Africa’s Locust Crisis Worse Than 1987/89 Plague
Africa’s Current Locust Crisis Potentially Worse Than Devastating 1987-89 Plague
The current locust invasion in the Sahel region of Africa is potentially worse than the last plague of 1987-89, with some experts warning that famine and death could result from the devastation wrought by these crop-devouring insects, the United Nations Office for the Coordination of Humanitarian Affairs (OCHA) said today.
UN agencies have so far received only $16 million in answer to urgent appeals for $100 million to combat the scourge, OCHA spokesperson Elizabeth Byrs told a news briefing in Geneva. The 1987-89 plague cost the international community $300 million.

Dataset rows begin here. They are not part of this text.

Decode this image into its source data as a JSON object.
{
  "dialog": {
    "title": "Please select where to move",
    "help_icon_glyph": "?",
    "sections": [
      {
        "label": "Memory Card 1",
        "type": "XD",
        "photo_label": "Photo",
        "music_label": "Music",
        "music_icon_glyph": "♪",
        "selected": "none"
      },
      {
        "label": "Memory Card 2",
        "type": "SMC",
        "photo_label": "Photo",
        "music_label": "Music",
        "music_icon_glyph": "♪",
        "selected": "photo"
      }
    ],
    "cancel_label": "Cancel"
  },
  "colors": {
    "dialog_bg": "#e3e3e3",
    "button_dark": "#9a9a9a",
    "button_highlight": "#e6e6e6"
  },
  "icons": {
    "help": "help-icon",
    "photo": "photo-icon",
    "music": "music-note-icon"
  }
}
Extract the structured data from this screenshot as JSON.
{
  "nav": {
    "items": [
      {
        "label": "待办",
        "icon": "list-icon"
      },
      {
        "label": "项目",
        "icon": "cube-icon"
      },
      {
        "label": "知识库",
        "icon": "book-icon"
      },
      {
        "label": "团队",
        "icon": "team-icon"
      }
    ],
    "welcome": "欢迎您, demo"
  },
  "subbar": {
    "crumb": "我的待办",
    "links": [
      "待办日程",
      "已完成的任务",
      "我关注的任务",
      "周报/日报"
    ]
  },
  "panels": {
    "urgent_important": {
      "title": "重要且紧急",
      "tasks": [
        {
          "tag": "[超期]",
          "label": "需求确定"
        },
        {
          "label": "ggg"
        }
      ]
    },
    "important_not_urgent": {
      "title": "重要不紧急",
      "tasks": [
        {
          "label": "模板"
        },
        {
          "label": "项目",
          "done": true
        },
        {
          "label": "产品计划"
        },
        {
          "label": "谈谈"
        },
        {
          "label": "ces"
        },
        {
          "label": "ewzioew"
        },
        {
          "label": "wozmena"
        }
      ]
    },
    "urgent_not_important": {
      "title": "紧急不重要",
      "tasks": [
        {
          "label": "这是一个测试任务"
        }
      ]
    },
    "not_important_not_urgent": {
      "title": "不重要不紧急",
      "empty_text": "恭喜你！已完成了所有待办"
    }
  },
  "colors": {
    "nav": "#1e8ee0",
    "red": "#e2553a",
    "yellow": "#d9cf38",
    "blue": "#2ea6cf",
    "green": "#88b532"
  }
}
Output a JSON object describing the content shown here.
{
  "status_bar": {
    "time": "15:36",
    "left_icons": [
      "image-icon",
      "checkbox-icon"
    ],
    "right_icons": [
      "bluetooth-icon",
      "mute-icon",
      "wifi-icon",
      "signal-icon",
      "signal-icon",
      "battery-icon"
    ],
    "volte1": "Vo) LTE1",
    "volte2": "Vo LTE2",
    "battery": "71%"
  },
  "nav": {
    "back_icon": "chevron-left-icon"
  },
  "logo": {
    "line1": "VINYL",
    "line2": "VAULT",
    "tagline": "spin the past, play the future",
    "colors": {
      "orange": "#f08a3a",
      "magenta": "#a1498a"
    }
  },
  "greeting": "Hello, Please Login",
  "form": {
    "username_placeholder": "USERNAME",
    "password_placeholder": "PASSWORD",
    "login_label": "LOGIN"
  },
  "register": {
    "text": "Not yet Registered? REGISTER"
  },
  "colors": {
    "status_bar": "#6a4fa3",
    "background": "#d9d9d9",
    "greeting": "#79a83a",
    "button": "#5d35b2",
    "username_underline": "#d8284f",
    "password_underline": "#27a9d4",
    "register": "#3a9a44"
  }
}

Although the current crisis has not yet reached the level of the previous invasion, the damage could be far worse because of timing – with the insects now descending at seed planting time instead of at the harvest.
“If the international community fails to respond to the alarming financial and logistical needs to combat the invasion this crisis will have even more serious consequences than the previous one," OCHA quoted Ousseynou Diop of the Office for the protection of agricultural produce for Senegal as saying.
This locust invasion could be dire for food security, with some experts warning of famine. If the situation grows life-threatening in the countryside, there could be an exodus to cities, which would then suffer economic pressure, according to OCHA. Only a coordinated response is viewed as capable of halting the invasion.
The OCHA report is the latest in a series of warnings by UN agencies. The Food and Agriculture Organization (FAO) reported last week that locusts had arrived in Mauritania, Mali and Niger, with the threat of serious damage hanging over several other countries.
With a tiny fraction of the average swarm capable of eating as much food in one day as 2,500 people, FAO has throughout the year issued urgent appeals for international aid to stop the situation from developing into a plague. Since last year, favourable ecological conditions and regular rainfalls in particular have allowed for a more rapid reproduction of locusts in the Sahel.